By Anthony Kaufman | ReelPolitik December 6, 2011 at 11:57AM
New York's Exit Art's Digimovies is hosting tribute screenings in honor of convicted Iranian filmmakers Jafar Panahi and Mohammad Rasoulof, starting tonight, with the Gotham premiere of Rasoulof's Cannes premiere "Goodbye." I've seen the film, and like Panahi's "This Is Not a Film" (currently appearing on 10 best lists) can attest to its unsparing and incisive examination of living within Iran's current oppressive political environment.
Next Wednesday, Exit Art will host a series of shorts, including Panahi's little seen recent film "The Accordian," which according to the synopsis, is Panahi’s last finished film before his arrest in 2010 about two young buskers in Tehran who have their accordion confiscated in front of a mosque.
The program also includes several shorts commissioned by Cine Foundation International, a human rights NGO, which launched a campaign calling for the release of Jafar Panahi.
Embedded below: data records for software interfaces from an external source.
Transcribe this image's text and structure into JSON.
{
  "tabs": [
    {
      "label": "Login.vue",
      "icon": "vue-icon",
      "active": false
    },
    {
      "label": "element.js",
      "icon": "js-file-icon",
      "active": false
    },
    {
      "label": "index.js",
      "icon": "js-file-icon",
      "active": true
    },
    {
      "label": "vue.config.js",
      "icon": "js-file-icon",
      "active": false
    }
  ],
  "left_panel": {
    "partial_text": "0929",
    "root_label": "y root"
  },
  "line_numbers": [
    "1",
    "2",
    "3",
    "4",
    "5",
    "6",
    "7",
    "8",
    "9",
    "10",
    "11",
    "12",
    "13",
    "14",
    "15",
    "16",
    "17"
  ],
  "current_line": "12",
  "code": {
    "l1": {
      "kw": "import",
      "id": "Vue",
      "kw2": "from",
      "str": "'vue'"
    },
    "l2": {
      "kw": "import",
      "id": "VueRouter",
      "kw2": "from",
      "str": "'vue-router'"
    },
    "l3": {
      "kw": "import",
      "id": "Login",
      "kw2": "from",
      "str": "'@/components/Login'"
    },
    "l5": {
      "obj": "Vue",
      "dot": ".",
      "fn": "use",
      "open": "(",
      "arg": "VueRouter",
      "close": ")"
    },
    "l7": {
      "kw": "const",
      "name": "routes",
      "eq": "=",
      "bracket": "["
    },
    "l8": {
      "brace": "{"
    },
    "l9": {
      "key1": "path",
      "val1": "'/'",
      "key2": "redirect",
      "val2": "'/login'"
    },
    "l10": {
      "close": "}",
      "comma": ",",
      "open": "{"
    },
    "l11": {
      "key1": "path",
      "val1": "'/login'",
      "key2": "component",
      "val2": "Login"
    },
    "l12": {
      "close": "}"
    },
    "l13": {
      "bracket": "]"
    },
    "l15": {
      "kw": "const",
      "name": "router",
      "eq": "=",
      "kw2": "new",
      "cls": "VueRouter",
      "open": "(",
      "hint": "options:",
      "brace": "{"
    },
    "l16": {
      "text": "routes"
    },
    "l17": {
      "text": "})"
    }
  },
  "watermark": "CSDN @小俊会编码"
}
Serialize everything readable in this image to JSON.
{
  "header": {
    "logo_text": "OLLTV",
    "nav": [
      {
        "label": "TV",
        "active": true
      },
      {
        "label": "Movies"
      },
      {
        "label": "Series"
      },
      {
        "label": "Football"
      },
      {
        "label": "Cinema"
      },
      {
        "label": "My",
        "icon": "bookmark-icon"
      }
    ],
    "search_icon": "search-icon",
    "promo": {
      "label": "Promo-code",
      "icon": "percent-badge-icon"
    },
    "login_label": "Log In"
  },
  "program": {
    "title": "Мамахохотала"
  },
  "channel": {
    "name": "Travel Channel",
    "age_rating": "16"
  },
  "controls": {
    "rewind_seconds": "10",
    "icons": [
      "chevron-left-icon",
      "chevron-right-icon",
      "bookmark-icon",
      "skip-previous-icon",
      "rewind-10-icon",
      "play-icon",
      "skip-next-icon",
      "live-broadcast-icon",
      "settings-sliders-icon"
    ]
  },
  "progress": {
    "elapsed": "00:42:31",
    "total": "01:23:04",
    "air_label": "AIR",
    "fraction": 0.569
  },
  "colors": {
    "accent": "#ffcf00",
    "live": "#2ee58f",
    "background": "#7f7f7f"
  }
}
The films include "Untitled," which was made by an anonymous filmmaker in Iran, U.S. director Jimmy Bontatibus's "For Jafar Panahi and Mohammad Rasoulof," U.S. direcor Peter Rinaldi's "One White Balloon," UK filmmaker Tobe Morgan's "Blind Artist Painting a Red Sea," Mexican director Sergio Ortiz Borbolla's "Voice for Persian Cinema" and Russian Irina Shatalova's "For Jafar Panahi and Mohammad Rasoulof," which captures images from a flying hot air balloon followed by Panahi’s full letter to the Berlin film festival earlier this year.
Despite pressure from cultural organizations around the world and within Iran, Panahi's six-year prison term and 20-year ban on making movies is still in effect.